*WHAT IS EXPECTED*:
Look through the entries below, please, and copy every line with the word "delta".

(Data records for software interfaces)
__________
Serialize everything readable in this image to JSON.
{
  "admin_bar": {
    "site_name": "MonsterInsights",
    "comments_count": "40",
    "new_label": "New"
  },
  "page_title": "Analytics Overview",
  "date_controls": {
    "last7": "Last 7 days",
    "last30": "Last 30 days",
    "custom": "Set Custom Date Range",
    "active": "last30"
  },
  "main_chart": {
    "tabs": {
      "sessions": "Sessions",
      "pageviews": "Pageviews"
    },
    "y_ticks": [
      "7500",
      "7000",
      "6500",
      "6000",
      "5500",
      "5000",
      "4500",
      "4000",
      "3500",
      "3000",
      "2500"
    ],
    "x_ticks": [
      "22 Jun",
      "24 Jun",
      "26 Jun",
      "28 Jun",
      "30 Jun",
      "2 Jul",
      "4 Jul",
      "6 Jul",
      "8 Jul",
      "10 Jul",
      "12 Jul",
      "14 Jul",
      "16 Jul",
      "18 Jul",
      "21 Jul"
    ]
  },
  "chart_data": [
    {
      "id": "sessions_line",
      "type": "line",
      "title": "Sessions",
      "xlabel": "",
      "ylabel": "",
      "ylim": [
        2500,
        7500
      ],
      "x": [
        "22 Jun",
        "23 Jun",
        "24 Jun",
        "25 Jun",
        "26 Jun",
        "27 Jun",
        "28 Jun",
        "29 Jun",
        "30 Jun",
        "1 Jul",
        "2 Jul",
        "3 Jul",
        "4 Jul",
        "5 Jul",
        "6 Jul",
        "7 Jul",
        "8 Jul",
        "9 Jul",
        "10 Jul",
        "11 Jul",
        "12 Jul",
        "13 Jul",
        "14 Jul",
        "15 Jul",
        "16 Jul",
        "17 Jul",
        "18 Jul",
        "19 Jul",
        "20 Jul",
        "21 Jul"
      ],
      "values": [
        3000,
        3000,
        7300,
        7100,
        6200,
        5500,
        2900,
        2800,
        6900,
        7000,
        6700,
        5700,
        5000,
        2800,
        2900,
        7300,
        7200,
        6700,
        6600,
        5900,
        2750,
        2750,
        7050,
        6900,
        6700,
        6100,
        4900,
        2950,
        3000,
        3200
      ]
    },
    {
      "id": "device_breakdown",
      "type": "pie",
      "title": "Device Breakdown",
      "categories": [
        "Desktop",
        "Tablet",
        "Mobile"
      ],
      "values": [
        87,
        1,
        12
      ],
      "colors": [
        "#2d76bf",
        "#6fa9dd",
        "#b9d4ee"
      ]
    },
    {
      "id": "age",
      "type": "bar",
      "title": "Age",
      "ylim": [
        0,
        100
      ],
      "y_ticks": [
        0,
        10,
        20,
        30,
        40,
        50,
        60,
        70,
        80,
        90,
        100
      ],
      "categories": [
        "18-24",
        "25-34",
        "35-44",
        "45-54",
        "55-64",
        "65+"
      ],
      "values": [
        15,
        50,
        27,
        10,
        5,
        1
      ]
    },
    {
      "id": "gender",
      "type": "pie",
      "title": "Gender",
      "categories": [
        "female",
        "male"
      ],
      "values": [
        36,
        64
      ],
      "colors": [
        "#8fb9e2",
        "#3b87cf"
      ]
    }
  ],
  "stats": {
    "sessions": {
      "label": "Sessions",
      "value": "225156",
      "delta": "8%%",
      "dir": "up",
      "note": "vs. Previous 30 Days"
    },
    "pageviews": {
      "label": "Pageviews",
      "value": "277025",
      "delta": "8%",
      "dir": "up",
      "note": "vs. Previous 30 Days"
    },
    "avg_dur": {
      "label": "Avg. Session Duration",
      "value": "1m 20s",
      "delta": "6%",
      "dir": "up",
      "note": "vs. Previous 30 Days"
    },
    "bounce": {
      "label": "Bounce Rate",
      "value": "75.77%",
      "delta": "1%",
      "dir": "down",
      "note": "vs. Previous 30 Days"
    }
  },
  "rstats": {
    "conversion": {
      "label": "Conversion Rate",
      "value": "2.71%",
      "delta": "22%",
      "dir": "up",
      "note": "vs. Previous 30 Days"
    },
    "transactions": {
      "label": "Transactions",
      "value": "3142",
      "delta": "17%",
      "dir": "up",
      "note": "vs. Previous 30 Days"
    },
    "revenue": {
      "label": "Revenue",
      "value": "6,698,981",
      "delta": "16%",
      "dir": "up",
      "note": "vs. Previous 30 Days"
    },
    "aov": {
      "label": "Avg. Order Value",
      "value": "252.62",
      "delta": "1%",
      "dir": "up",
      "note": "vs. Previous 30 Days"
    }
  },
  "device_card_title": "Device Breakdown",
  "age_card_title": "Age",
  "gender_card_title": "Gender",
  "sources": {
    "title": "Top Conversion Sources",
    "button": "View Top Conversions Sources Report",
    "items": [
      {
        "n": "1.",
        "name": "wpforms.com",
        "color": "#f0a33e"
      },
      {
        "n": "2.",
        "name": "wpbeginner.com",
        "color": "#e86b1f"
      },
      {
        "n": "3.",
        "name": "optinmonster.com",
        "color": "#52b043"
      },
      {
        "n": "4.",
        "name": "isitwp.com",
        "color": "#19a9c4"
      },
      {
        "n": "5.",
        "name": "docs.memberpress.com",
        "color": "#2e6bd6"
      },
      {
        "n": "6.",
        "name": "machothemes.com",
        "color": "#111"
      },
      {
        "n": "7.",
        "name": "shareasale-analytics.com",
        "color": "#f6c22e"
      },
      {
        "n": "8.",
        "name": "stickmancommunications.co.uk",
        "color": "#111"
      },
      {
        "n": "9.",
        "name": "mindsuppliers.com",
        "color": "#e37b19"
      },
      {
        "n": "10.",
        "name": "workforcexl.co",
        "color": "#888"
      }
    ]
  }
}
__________
*OUTPUT OF THE TASK*:
      "delta": "8%%",
      "delta": "8%",
      "delta": "6%",
      "delta": "1%",
      "delta": "22%",
      "delta": "17%",
      "delta": "16%",
      "delta": "1%",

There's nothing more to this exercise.